All the parties appealed, except the Big Kahuna, who for some reason was still listed as cross-appellee. Jackson contended that her 10% fault should be deducted from the total fault (100%) and that the remainder should be placed on Duncan. The dram shop defendants would then be vicariously liable for whatever portion Duncan could not pay? The dram shop defendants argued that apportionment simply was not available.

The Court of Appeals began by reviewing KRS 413.241, enacted in 1988 and commonly referred to as the Dram Shop Act. It noted that in DeStock # 14, Inc. v. Logsdon, 993 S.W.2d 952 (Ky. 1999), the Kentucky Supreme Court concluded that liability may be imposed upon a dram shop despite the statute’s language regarding proximate cause. It noted; “Liability is imposed on the intoxicated tortfeasor for his actions in injuring the plaintiff, while liability is imposed upon the dram shop for the entirely separate and “independently negligent” act of serving alcohol to the intoxicated tortfeasor before the accident.” “Thus, since the actions of the dram shop and the intoxicated tortfeasor are separate, the two “ought [not] to be considered in pari delicto.””

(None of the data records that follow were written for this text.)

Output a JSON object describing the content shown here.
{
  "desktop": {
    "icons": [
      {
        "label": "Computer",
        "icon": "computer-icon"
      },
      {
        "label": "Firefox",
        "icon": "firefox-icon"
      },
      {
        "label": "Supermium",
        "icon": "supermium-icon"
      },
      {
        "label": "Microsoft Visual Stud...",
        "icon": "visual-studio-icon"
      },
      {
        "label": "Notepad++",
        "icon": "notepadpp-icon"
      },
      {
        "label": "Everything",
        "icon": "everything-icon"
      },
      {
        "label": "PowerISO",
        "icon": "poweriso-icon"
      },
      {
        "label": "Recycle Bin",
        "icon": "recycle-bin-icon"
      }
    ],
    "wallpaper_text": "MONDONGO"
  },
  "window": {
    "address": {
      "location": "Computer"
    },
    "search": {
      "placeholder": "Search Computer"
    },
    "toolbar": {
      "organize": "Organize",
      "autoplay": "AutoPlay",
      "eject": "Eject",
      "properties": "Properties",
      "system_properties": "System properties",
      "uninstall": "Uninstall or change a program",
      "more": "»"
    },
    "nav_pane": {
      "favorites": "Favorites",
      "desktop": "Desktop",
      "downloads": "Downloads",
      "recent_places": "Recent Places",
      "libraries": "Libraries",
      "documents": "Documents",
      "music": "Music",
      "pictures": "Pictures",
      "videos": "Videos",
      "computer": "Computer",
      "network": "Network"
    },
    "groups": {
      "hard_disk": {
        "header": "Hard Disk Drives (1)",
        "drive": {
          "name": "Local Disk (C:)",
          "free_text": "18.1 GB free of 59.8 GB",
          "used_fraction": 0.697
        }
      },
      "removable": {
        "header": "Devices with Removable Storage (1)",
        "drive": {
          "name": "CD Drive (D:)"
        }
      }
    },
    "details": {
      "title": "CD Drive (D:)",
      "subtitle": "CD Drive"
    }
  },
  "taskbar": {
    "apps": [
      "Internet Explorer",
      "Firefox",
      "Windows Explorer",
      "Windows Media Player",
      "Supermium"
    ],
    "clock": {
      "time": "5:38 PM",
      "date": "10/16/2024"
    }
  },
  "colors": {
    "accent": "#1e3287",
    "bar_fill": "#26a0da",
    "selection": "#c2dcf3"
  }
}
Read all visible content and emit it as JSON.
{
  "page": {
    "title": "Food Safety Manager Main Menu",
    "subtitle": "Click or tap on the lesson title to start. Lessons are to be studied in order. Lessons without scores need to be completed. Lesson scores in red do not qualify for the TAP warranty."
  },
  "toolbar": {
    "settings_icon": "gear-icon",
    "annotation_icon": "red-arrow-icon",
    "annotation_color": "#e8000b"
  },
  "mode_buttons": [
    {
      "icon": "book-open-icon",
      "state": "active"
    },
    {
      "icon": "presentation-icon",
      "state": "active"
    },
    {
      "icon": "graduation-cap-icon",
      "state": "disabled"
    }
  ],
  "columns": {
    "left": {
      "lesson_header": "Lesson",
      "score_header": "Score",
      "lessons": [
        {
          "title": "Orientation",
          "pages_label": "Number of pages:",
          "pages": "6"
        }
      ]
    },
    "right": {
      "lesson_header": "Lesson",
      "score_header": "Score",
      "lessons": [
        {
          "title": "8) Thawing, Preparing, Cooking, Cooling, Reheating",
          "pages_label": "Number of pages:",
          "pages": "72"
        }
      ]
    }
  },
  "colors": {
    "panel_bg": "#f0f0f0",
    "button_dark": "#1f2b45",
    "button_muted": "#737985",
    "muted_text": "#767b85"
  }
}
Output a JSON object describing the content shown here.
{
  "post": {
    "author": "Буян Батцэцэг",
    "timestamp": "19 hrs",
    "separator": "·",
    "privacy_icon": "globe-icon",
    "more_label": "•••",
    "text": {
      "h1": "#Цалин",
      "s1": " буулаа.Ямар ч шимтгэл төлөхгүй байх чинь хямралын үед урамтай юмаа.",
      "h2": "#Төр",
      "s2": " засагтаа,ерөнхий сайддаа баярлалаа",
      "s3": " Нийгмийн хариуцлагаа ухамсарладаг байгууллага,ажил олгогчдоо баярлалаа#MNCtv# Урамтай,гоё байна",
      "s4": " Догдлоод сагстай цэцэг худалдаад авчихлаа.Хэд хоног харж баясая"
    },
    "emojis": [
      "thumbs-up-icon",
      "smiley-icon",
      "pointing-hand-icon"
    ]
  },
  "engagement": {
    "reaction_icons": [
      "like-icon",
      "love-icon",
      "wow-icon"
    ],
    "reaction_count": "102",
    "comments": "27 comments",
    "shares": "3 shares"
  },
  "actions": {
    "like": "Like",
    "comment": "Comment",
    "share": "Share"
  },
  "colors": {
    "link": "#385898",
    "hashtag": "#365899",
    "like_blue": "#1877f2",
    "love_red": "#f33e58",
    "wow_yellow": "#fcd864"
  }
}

“It is because of these distinctions between the tortfeasor and the dram shop, that apportionment of fault between the injured party, the tortfeasor, and the dram shop is improper.” “The instruction should have required the jury to apportion fault between just Duncan and Jackson. Then, only after the jury found Duncan to have some percentage of fault, should the jury have determined whether the elements under KRS 413.241 were satisfied such that either or both dram shops could be held secondarily liable.” Because it was impossible to determine how the jury would have apportioned fault between Jackson and Duncan the Court of Appeal reversed and remanded the case for a new trial.

Both parties also appealed the award of punitive damages. The Court noted; “Kentucky law is clear that a plaintiff cannot recover punitive damages against a defendant unless that defendant’s conduct was the proximate cause of any injury to the plaintiff.” Since there can be no punitive damages absent proximate cause and since the legislature had removed proximate cause in dram shop liability, there could be no punitive damages awarded as a matter of law.

The Court found this holding to be consistent with the dram shop statute, which allowed recovery only for “injuries suffered” and not simply damages, which might encompass punitives. It also noted that the punitive damages statute and the dram shop act were adopted during the same legislative session, and it was reasonable to assume the legislature was aware of the punitive damages scheme when it adopted KRS 413.241.

A very well written and well grounded opinion, using existing case law to reach the correct result. It should be noted that the jury returned a verdict for punitives of $500,000.00 against Sweet and Sassy and Tullar only. Duncan was not included, despite his obvious intoxication. It also raises the question; Where does Jackson’s gross negligence, if any, play in an instruction and award of punitive damages?